WORK INSTRUCTIONS ->
Reproduce the records below exactly, leaving their images out.

EXERCISE MATERIAL ->
··········

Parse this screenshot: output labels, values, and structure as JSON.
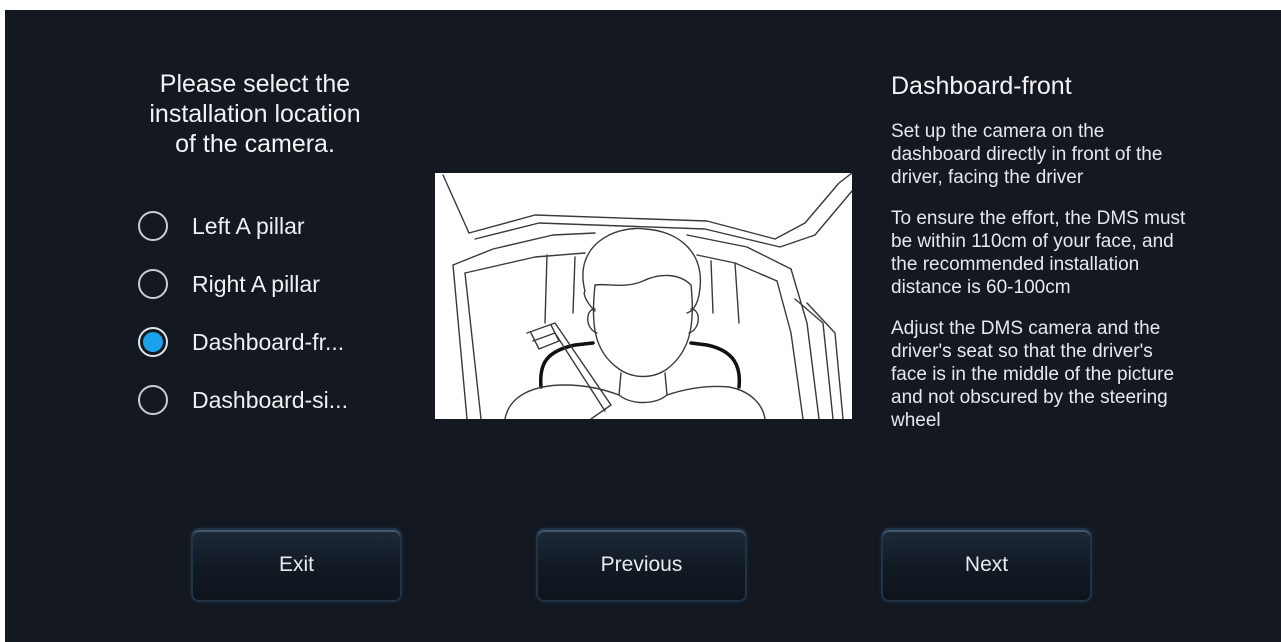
{
  "prompt": {
    "line1": "Please select the",
    "line2": "installation location",
    "line3": "of the camera."
  },
  "options": [
    {
      "label": "Left A pillar",
      "selected": false
    },
    {
      "label": "Right A pillar",
      "selected": false
    },
    {
      "label": "Dashboard-fr...",
      "selected": true
    },
    {
      "label": "Dashboard-si...",
      "selected": false
    }
  ],
  "info": {
    "title": "Dashboard-front",
    "paragraphs": [
      "Set up the camera on the dashboard directly in front of the driver, facing the driver",
      "To ensure the effort, the DMS must be within 110cm of your face, and the recommended installation distance is 60-100cm",
      "Adjust the DMS camera and the driver's seat so that the driver's face is in the middle of the picture and not obscured by the steering wheel"
    ]
  },
  "buttons": {
    "exit": "Exit",
    "previous": "Previous",
    "next": "Next"
  },
  "colors": {
    "background": "#141820",
    "accent": "#1aa3ea",
    "text": "#eef0f2"
  },
  "icons": {
    "radio_selected": "radio-checked-icon",
    "radio_unselected": "radio-unchecked-icon"
  }
}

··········

FINISHED EXERCISE ->
Parse this screenshot: output labels, values, and structure as JSON.
{
  "prompt": {
    "line1": "Please select the",
    "line2": "installation location",
    "line3": "of the camera."
  },
  "options": [
    {
      "label": "Left A pillar",
      "selected": false
    },
    {
      "label": "Right A pillar",
      "selected": false
    },
    {
      "label": "Dashboard-fr...",
      "selected": true
    },
    {
      "label": "Dashboard-si...",
      "selected": false
    }
  ],
  "info": {
    "title": "Dashboard-front",
    "paragraphs": [
      "Set up the camera on the dashboard directly in front of the driver, facing the driver",
      "To ensure the effort, the DMS must be within 110cm of your face, and the recommended installation distance is 60-100cm",
      "Adjust the DMS camera and the driver's seat so that the driver's face is in the middle of the picture and not obscured by the steering wheel"
    ]
  },
  "buttons": {
    "exit": "Exit",
    "previous": "Previous",
    "next": "Next"
  },
  "colors": {
    "background": "#141820",
    "accent": "#1aa3ea",
    "text": "#eef0f2"
  },
  "icons": {
    "radio_selected": "radio-checked-icon",
    "radio_unselected": "radio-unchecked-icon"
  }
}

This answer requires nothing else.